Task to complete: Please write out each entry below exactly as it appears.

[Start of Attachment]

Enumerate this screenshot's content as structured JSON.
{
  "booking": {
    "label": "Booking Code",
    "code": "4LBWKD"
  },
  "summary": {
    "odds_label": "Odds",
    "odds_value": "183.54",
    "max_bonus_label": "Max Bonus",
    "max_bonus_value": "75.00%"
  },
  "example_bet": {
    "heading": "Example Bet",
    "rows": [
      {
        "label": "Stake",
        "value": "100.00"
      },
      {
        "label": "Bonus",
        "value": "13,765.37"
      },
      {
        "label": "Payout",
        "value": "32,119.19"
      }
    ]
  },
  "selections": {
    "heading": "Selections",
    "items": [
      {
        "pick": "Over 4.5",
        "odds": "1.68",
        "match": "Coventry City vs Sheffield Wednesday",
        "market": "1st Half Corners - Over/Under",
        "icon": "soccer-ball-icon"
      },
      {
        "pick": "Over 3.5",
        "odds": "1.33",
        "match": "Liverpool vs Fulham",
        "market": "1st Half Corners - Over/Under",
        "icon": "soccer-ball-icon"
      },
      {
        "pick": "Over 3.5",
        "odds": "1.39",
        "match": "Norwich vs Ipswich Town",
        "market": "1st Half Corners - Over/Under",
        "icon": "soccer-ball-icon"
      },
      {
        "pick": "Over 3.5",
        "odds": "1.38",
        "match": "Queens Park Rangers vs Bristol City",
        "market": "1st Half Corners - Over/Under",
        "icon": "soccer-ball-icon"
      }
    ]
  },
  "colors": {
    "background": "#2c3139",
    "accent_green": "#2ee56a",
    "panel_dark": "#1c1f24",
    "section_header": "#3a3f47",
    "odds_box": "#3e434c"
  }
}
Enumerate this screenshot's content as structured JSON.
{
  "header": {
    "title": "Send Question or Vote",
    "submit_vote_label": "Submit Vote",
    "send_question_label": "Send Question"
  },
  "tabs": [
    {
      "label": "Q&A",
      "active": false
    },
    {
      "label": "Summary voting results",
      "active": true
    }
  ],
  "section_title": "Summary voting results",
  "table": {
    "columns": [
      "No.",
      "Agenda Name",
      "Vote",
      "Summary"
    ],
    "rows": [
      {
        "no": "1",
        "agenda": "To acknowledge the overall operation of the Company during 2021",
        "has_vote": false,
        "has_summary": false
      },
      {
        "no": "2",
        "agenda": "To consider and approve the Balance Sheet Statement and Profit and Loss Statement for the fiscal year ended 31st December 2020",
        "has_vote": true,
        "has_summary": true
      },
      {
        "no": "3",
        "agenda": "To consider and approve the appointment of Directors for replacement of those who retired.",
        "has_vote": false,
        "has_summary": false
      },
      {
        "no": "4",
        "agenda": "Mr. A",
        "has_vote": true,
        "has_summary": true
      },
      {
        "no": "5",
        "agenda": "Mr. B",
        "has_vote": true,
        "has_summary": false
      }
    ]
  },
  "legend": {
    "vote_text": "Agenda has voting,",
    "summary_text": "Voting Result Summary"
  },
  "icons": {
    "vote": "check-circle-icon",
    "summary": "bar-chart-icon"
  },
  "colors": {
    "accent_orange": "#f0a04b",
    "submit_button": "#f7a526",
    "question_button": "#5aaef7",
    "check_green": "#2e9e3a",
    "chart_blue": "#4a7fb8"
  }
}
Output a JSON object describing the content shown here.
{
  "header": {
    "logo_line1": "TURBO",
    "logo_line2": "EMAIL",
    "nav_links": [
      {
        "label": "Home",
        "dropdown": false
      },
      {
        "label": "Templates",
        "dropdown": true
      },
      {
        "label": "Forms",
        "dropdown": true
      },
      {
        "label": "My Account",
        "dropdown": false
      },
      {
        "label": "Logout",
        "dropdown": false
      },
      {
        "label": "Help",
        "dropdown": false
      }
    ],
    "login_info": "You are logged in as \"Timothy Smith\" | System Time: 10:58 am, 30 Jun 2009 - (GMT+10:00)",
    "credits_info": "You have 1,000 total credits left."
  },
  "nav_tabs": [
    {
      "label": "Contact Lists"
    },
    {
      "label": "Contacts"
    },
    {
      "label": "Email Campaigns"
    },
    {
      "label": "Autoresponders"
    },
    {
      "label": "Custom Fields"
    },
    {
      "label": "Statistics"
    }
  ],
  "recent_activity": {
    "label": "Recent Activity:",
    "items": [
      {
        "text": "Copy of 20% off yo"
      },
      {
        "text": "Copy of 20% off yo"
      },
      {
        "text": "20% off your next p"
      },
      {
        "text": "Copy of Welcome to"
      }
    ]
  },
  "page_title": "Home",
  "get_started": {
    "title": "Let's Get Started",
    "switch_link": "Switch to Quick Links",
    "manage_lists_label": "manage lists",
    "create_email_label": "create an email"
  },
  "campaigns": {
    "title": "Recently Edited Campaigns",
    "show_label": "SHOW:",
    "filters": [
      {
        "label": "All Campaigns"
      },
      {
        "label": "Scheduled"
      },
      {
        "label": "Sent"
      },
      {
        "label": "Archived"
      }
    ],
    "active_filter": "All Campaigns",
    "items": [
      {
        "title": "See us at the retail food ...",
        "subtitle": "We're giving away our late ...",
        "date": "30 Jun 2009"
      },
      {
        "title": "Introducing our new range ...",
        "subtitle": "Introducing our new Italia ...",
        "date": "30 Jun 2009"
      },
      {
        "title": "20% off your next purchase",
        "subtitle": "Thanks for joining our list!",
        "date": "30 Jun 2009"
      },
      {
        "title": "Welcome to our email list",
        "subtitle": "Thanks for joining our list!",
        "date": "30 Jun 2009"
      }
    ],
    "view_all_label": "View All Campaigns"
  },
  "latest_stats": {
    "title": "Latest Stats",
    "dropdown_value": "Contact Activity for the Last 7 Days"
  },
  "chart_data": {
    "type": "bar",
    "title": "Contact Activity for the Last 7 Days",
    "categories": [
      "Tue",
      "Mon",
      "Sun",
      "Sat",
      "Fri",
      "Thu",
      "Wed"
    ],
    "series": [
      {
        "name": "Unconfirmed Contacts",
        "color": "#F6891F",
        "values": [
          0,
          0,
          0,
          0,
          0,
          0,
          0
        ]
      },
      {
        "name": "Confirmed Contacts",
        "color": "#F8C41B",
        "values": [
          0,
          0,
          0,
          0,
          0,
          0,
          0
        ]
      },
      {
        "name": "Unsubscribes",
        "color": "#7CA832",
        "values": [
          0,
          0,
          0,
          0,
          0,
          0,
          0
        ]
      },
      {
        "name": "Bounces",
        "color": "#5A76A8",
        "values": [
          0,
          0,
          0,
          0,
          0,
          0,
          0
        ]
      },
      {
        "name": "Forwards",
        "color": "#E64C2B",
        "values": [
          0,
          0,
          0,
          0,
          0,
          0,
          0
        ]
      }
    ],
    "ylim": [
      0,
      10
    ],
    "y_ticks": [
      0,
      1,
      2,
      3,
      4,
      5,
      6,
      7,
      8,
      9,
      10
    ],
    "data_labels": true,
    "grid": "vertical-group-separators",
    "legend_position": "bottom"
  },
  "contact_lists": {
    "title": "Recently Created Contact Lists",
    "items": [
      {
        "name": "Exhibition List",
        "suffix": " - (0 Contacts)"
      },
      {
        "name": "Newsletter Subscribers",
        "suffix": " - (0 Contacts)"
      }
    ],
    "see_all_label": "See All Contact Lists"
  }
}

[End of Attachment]

Response to this task:
Enumerate this screenshot's content as structured JSON.
{
  "booking": {
    "label": "Booking Code",
    "code": "4LBWKD"
  },
  "summary": {
    "odds_label": "Odds",
    "odds_value": "183.54",
    "max_bonus_label": "Max Bonus",
    "max_bonus_value": "75.00%"
  },
  "example_bet": {
    "heading": "Example Bet",
    "rows": [
      {
        "label": "Stake",
        "value": "100.00"
      },
      {
        "label": "Bonus",
        "value": "13,765.37"
      },
      {
        "label": "Payout",
        "value": "32,119.19"
      }
    ]
  },
  "selections": {
    "heading": "Selections",
    "items": [
      {
        "pick": "Over 4.5",
        "odds": "1.68",
        "match": "Coventry City vs Sheffield Wednesday",
        "market": "1st Half Corners - Over/Under",
        "icon": "soccer-ball-icon"
      },
      {
        "pick": "Over 3.5",
        "odds": "1.33",
        "match": "Liverpool vs Fulham",
        "market": "1st Half Corners - Over/Under",
        "icon": "soccer-ball-icon"
      },
      {
        "pick": "Over 3.5",
        "odds": "1.39",
        "match": "Norwich vs Ipswich Town",
        "market": "1st Half Corners - Over/Under",
        "icon": "soccer-ball-icon"
      },
      {
        "pick": "Over 3.5",
        "odds": "1.38",
        "match": "Queens Park Rangers vs Bristol City",
        "market": "1st Half Corners - Over/Under",
        "icon": "soccer-ball-icon"
      }
    ]
  },
  "colors": {
    "background": "#2c3139",
    "accent_green": "#2ee56a",
    "panel_dark": "#1c1f24",
    "section_header": "#3a3f47",
    "odds_box": "#3e434c"
  }
}
Enumerate this screenshot's content as structured JSON.
{
  "header": {
    "title": "Send Question or Vote",
    "submit_vote_label": "Submit Vote",
    "send_question_label": "Send Question"
  },
  "tabs": [
    {
      "label": "Q&A",
      "active": false
    },
    {
      "label": "Summary voting results",
      "active": true
    }
  ],
  "section_title": "Summary voting results",
  "table": {
    "columns": [
      "No.",
      "Agenda Name",
      "Vote",
      "Summary"
    ],
    "rows": [
      {
        "no": "1",
        "agenda": "To acknowledge the overall operation of the Company during 2021",
        "has_vote": false,
        "has_summary": false
      },
      {
        "no": "2",
        "agenda": "To consider and approve the Balance Sheet Statement and Profit and Loss Statement for the fiscal year ended 31st December 2020",
        "has_vote": true,
        "has_summary": true
      },
      {
        "no": "3",
        "agenda": "To consider and approve the appointment of Directors for replacement of those who retired.",
        "has_vote": false,
        "has_summary": false
      },
      {
        "no": "4",
        "agenda": "Mr. A",
        "has_vote": true,
        "has_summary": true
      },
      {
        "no": "5",
        "agenda": "Mr. B",
        "has_vote": true,
        "has_summary": false
      }
    ]
  },
  "legend": {
    "vote_text": "Agenda has voting,",
    "summary_text": "Voting Result Summary"
  },
  "icons": {
    "vote": "check-circle-icon",
    "summary": "bar-chart-icon"
  },
  "colors": {
    "accent_orange": "#f0a04b",
    "submit_button": "#f7a526",
    "question_button": "#5aaef7",
    "check_green": "#2e9e3a",
    "chart_blue": "#4a7fb8"
  }
}
Output a JSON object describing the content shown here.
{
  "header": {
    "logo_line1": "TURBO",
    "logo_line2": "EMAIL",
    "nav_links": [
      {
        "label": "Home",
        "dropdown": false
      },
      {
        "label": "Templates",
        "dropdown": true
      },
      {
        "label": "Forms",
        "dropdown": true
      },
      {
        "label": "My Account",
        "dropdown": false
      },
      {
        "label": "Logout",
        "dropdown": false
      },
      {
        "label": "Help",
        "dropdown": false
      }
    ],
    "login_info": "You are logged in as \"Timothy Smith\" | System Time: 10:58 am, 30 Jun 2009 - (GMT+10:00)",
    "credits_info": "You have 1,000 total credits left."
  },
  "nav_tabs": [
    {
      "label": "Contact Lists"
    },
    {
      "label": "Contacts"
    },
    {
      "label": "Email Campaigns"
    },
    {
      "label": "Autoresponders"
    },
    {
      "label": "Custom Fields"
    },
    {
      "label": "Statistics"
    }
  ],
  "recent_activity": {
    "label": "Recent Activity:",
    "items": [
      {
        "text": "Copy of 20% off yo"
      },
      {
        "text": "Copy of 20% off yo"
      },
      {
        "text": "20% off your next p"
      },
      {
        "text": "Copy of Welcome to"
      }
    ]
  },
  "page_title": "Home",
  "get_started": {
    "title": "Let's Get Started",
    "switch_link": "Switch to Quick Links",
    "manage_lists_label": "manage lists",
    "create_email_label": "create an email"
  },
  "campaigns": {
    "title": "Recently Edited Campaigns",
    "show_label": "SHOW:",
    "filters": [
      {
        "label": "All Campaigns"
      },
      {
        "label": "Scheduled"
      },
      {
        "label": "Sent"
      },
      {
        "label": "Archived"
      }
    ],
    "active_filter": "All Campaigns",
    "items": [
      {
        "title": "See us at the retail food ...",
        "subtitle": "We're giving away our late ...",
        "date": "30 Jun 2009"
      },
      {
        "title": "Introducing our new range ...",
        "subtitle": "Introducing our new Italia ...",
        "date": "30 Jun 2009"
      },
      {
        "title": "20% off your next purchase",
        "subtitle": "Thanks for joining our list!",
        "date": "30 Jun 2009"
      },
      {
        "title": "Welcome to our email list",
        "subtitle": "Thanks for joining our list!",
        "date": "30 Jun 2009"
      }
    ],
    "view_all_label": "View All Campaigns"
  },
  "latest_stats": {
    "title": "Latest Stats",
    "dropdown_value": "Contact Activity for the Last 7 Days"
  },
  "chart_data": {
    "type": "bar",
    "title": "Contact Activity for the Last 7 Days",
    "categories": [
      "Tue",
      "Mon",
      "Sun",
      "Sat",
      "Fri",
      "Thu",
      "Wed"
    ],
    "series": [
      {
        "name": "Unconfirmed Contacts",
        "color": "#F6891F",
        "values": [
          0,
          0,
          0,
          0,
          0,
          0,
          0
        ]
      },
      {
        "name": "Confirmed Contacts",
        "color": "#F8C41B",
        "values": [
          0,
          0,
          0,
          0,
          0,
          0,
          0
        ]
      },
      {
        "name": "Unsubscribes",
        "color": "#7CA832",
        "values": [
          0,
          0,
          0,
          0,
          0,
          0,
          0
        ]
      },
      {
        "name": "Bounces",
        "color": "#5A76A8",
        "values": [
          0,
          0,
          0,
          0,
          0,
          0,
          0
        ]
      },
      {
        "name": "Forwards",
        "color": "#E64C2B",
        "values": [
          0,
          0,
          0,
          0,
          0,
          0,
          0
        ]
      }
    ],
    "ylim": [
      0,
      10
    ],
    "y_ticks": [
      0,
      1,
      2,
      3,
      4,
      5,
      6,
      7,
      8,
      9,
      10
    ],
    "data_labels": true,
    "grid": "vertical-group-separators",
    "legend_position": "bottom"
  },
  "contact_lists": {
    "title": "Recently Created Contact Lists",
    "items": [
      {
        "name": "Exhibition List",
        "suffix": " - (0 Contacts)"
      },
      {
        "name": "Newsletter Subscribers",
        "suffix": " - (0 Contacts)"
      }
    ],
    "see_all_label": "See All Contact Lists"
  }
}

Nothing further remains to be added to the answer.